Estonian Banking Association board chairman Riho Unt says that banks, supervision authorities and loan takers have all learned a lesson from the boom era. According to the new instruction, banks have an obligation of making sure that people’s incomes are actually sufficient to fulfill the obligations they take. Unt explained that this means, for example, careful consideration of result-based wages of employees or of dividends that can easily be cancelled, as well as whether a person is able to find a new job should he lose his existing one.
The bank should also look at whether the loan applicant had been earlier able to save money or not. The decision to grant a loan has to depend on the needs of loan-takers: for example, if a person living alone wants a loan to buy a 200 square meter home, this may not seem to be very “reasonable.”
Unt said that still, there are no firm rules and banks have to decide in each case, separately, if it is reasonable to grant a loan or not. The instruction also prescribes that banks have to explain to customers what happens when difficulties emerge. “Attention has to be paid to the black scenario,” said Malmstein.

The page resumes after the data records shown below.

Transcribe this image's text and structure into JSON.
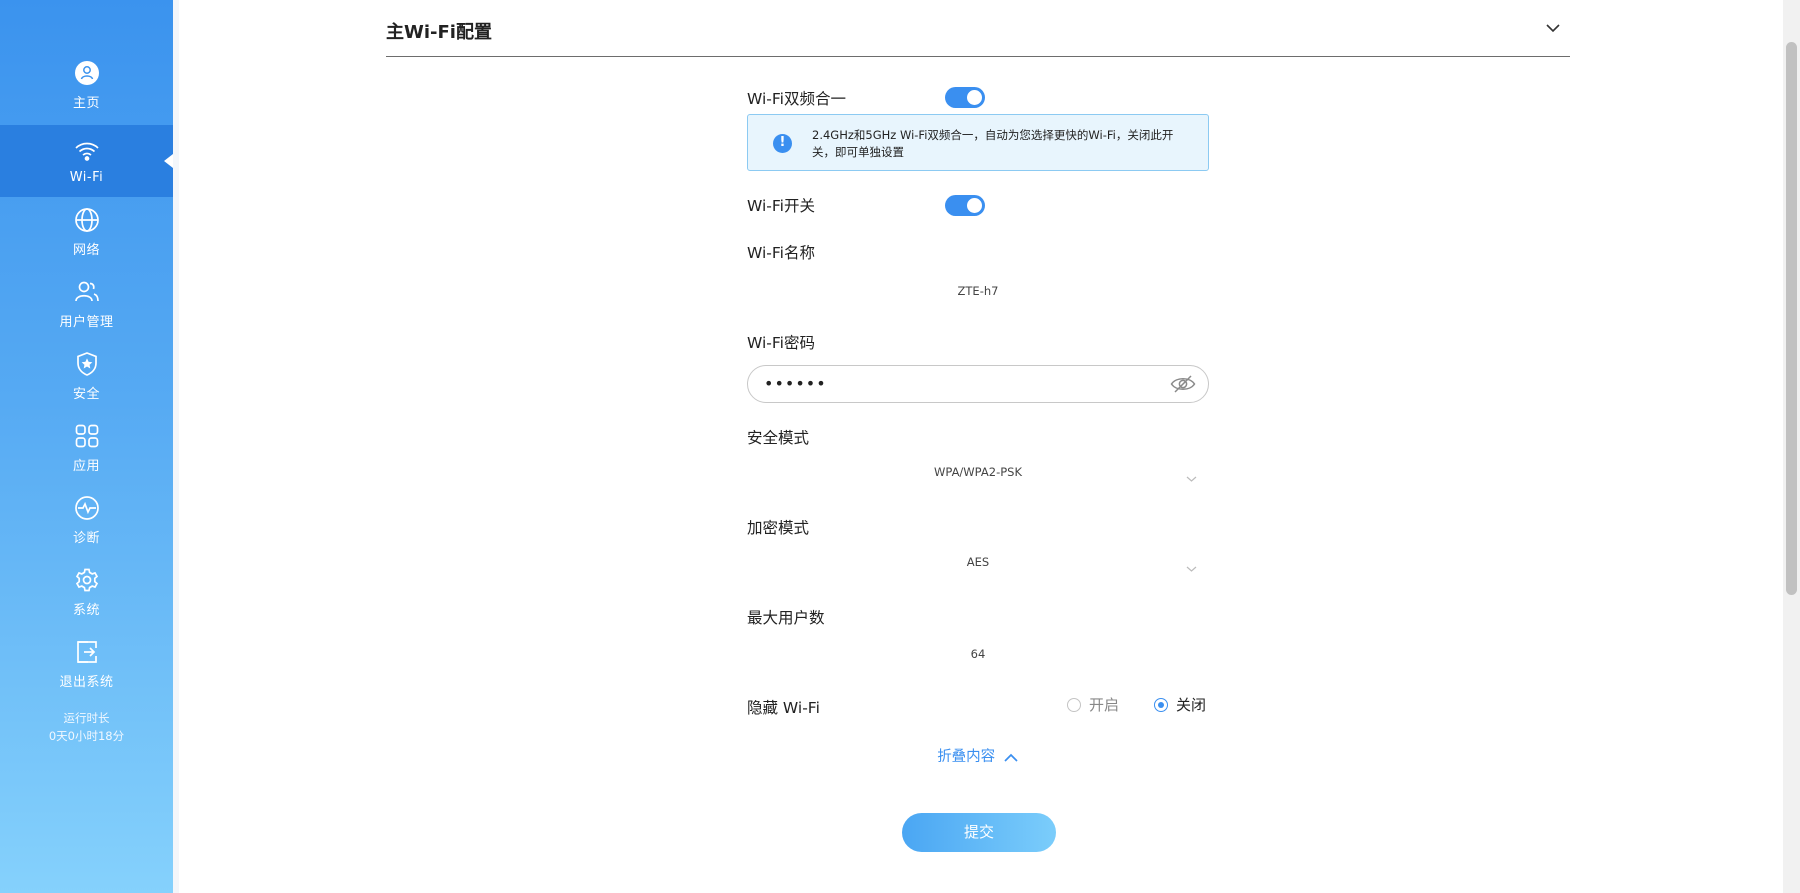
{
  "sidebar": {
    "items": [
      {
        "label": "主页",
        "icon": "home-icon"
      },
      {
        "label": "Wi-Fi",
        "icon": "wifi-icon",
        "active": true
      },
      {
        "label": "网络",
        "icon": "globe-icon"
      },
      {
        "label": "用户管理",
        "icon": "users-icon"
      },
      {
        "label": "安全",
        "icon": "shield-icon"
      },
      {
        "label": "应用",
        "icon": "apps-icon"
      },
      {
        "label": "诊断",
        "icon": "diagnostics-icon"
      },
      {
        "label": "系统",
        "icon": "gear-icon"
      },
      {
        "label": "退出系统",
        "icon": "logout-icon"
      }
    ],
    "uptime_label": "运行时长",
    "uptime_value": "0天0小时18分"
  },
  "section": {
    "title": "主Wi-Fi配置"
  },
  "form": {
    "dual_band_label": "Wi-Fi双频合一",
    "dual_band_on": true,
    "info_text": "2.4GHz和5GHz Wi-Fi双频合一，自动为您选择更快的Wi-Fi，关闭此开关，即可单独设置",
    "wifi_switch_label": "Wi-Fi开关",
    "wifi_switch_on": true,
    "ssid_label": "Wi-Fi名称",
    "ssid_value": "ZTE-h7",
    "password_label": "Wi-Fi密码",
    "password_value": "••••••",
    "security_mode_label": "安全模式",
    "security_mode_value": "WPA/WPA2-PSK",
    "encryption_mode_label": "加密模式",
    "encryption_mode_value": "AES",
    "max_users_label": "最大用户数",
    "max_users_value": "64",
    "hide_wifi_label": "隐藏 Wi-Fi",
    "hide_wifi_option_on": "开启",
    "hide_wifi_option_off": "关闭",
    "hide_wifi_selected": "关闭",
    "fold_label": "折叠内容",
    "submit_label": "提交"
  },
  "colors": {
    "accent": "#3a8ff0",
    "sidebar_top": "#3b93ee",
    "sidebar_bottom": "#85d1fc",
    "info_bg": "#e8f5fd"
  }
}
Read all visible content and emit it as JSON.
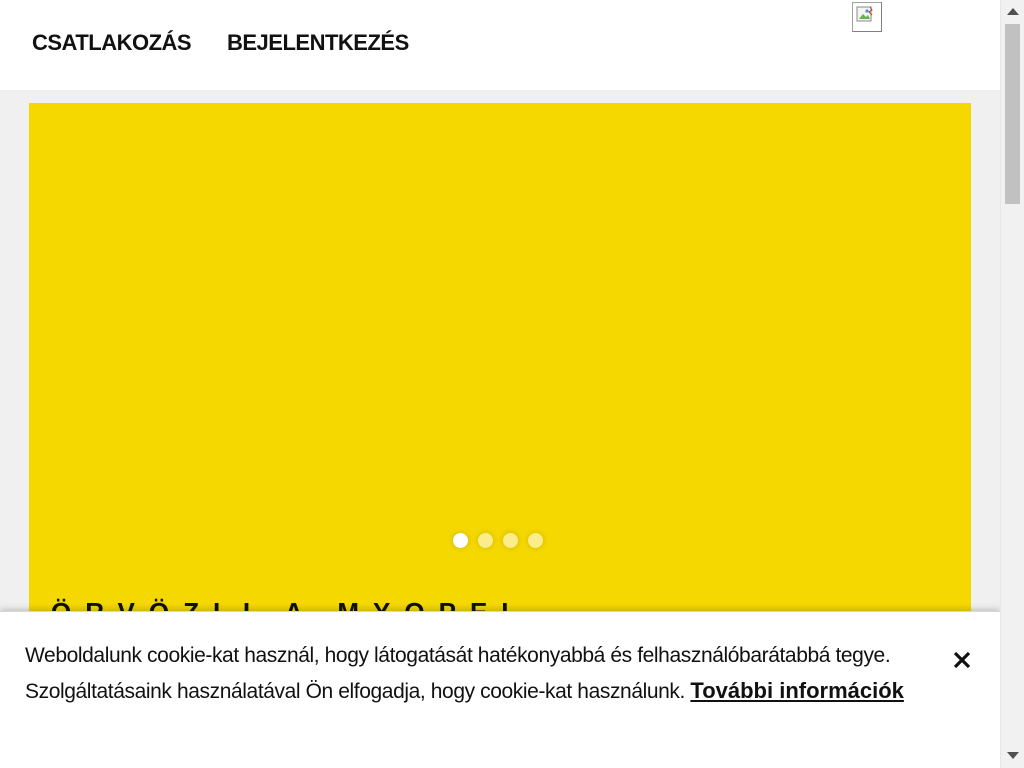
{
  "header": {
    "nav": {
      "join_label": "CSATLAKOZÁS",
      "login_label": "BEJELENTKEZÉS"
    },
    "broken_image_icon": "broken-image-icon"
  },
  "hero": {
    "background_color": "#f5d800",
    "slide_dots": {
      "count": 4,
      "active_index": 0
    },
    "title_partial": "ÖRVÖZLI A MYOPEL"
  },
  "cookie_banner": {
    "message": "Weboldalunk cookie-kat használ, hogy látogatását hatékonyabbá és felhasználóbarátabbá tegye. Szolgáltatásaink használatával Ön elfogadja, hogy cookie-kat használunk.",
    "link_label": "További információk",
    "close_icon": "close-icon"
  }
}
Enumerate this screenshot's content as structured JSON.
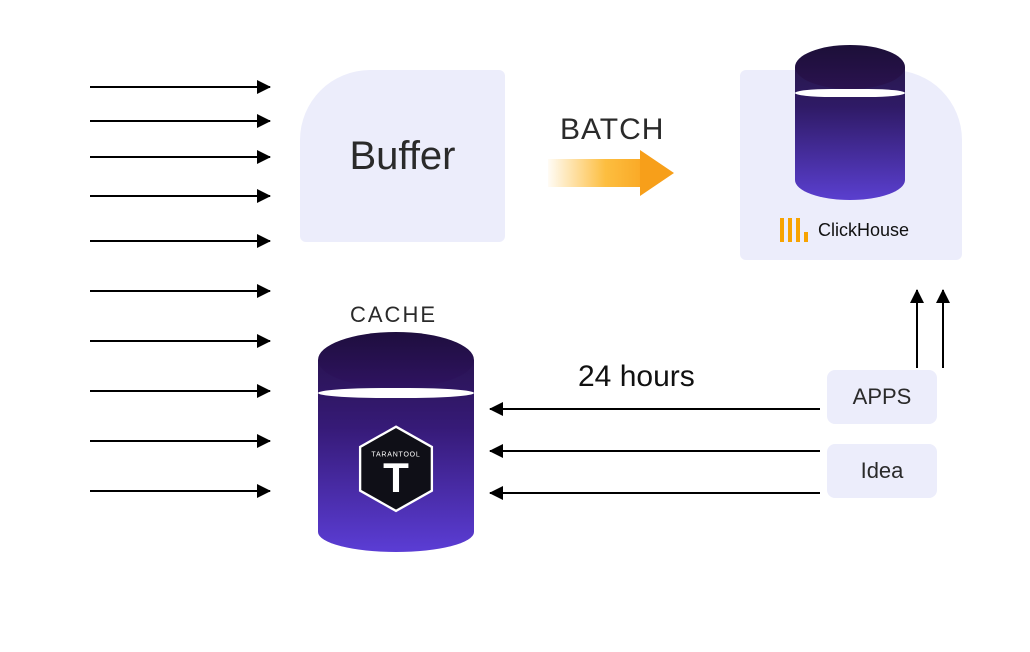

Malmstein said that it can be assumed that issues concerning responsible lending can in the future bring court cases that are based on debt restructuring and debt protection laws.